Qadri indicted, says has no regrets for killing
Mumtaz Qadri, 26, who has already admitted gunning down Taseer outside a restaurant in Islamabad on January 4, was indicted on a murder charge during in-camera proceedings at Adiala Jail in the garrison city of Rawalpindi, his lawyers said.
The judge said Qadri had committed terrorism and asked him if he had intentionally killed Taseer.
Qadri claimed his action was not illegal as he had dealt with "an apostate" according to the Quran and Islamic laws, a member of the policeman`s defence team told the media.
There was confusion on whether Qadri had pleaded guilty, with some members of his defence team telling the media that he had "pleaded not guilty".
The judge scheduled the next hearing for February 26, when evidence and witnesses will be presented by the prosecution.
Prosecutors had stayed away from several earlier hearings in Qadri`s case, apparently due to security concerns.
Qadri had surrendered after firing at Taseer and said he had been angered by the politician`s opposition to the blasphemy law and his support for Asia Bibi, a Christian woman sentenced to death last year for allegedly insulting Prophet Muhammad.
Qadri was part of the security detail for Taseer, who was hit by 27 bullets.
The assassination of the liberal politician divided Pakistani society after religious hardliners and even groups of lawyers hailed Qadri as a hero.
The developments also showed how religious extremism had penetrated society, and many analysts blamed this phenomenon on laws and policies introduced by the regime of late military ruler Zia-ul-Haq.

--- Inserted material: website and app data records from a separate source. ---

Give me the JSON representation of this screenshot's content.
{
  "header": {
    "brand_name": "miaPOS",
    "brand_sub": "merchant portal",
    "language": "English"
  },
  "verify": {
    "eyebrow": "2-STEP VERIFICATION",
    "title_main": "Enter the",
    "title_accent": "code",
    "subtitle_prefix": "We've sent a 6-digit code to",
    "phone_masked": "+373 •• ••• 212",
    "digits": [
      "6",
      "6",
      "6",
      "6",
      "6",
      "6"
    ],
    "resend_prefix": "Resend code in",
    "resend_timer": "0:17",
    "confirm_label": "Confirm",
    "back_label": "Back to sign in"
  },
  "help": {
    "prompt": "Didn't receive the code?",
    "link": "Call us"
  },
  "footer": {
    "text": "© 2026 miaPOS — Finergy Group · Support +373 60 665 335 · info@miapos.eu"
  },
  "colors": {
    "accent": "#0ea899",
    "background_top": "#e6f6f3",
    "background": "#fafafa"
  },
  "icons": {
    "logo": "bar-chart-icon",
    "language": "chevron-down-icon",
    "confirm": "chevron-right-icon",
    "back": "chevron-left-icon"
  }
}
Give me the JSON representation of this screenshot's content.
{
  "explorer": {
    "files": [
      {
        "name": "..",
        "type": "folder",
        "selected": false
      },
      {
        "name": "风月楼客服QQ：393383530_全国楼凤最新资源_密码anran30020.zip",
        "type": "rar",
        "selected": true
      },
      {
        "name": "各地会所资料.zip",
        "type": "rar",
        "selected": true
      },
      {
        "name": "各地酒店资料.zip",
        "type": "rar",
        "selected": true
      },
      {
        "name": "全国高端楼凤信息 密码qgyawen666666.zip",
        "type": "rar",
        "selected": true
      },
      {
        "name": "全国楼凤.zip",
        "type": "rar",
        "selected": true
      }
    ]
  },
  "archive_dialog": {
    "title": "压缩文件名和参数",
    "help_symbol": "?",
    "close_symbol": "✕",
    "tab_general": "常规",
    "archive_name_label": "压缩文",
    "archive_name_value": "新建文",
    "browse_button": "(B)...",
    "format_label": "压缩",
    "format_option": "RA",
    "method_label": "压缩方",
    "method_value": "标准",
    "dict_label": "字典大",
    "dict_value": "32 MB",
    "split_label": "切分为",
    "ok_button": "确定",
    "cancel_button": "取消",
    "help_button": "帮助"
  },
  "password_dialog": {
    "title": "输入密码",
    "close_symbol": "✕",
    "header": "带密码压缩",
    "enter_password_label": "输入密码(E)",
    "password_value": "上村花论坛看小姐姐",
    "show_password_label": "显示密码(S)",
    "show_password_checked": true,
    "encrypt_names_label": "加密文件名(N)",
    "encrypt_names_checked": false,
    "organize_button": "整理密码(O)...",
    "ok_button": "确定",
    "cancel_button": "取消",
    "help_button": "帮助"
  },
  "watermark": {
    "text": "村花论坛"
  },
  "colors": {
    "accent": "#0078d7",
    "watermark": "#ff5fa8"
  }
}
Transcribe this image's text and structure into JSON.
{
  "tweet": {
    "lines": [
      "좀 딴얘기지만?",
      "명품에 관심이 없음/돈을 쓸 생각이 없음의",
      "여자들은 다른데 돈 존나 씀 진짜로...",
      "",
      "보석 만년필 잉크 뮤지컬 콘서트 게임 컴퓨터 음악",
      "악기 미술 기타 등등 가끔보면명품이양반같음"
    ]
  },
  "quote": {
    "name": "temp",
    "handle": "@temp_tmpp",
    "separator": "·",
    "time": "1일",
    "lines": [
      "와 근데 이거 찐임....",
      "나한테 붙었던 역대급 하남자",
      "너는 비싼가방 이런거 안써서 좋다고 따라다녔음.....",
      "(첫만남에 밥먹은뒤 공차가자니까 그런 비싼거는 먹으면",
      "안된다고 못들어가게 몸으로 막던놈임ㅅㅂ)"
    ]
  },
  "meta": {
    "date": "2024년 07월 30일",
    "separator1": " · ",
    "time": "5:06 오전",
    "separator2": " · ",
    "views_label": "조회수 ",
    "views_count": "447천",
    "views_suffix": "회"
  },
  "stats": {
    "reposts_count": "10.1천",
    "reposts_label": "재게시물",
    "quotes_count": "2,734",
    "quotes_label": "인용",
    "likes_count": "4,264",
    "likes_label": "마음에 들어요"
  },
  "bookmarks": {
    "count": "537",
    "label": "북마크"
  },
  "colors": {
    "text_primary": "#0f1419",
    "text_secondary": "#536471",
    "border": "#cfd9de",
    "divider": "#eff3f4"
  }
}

Some persons came to Adiala Jail with Valentine`s Day cards and flowers today to express their support for Qadri.
At earlier court appearances, Qadri was feted and showered with rose petals.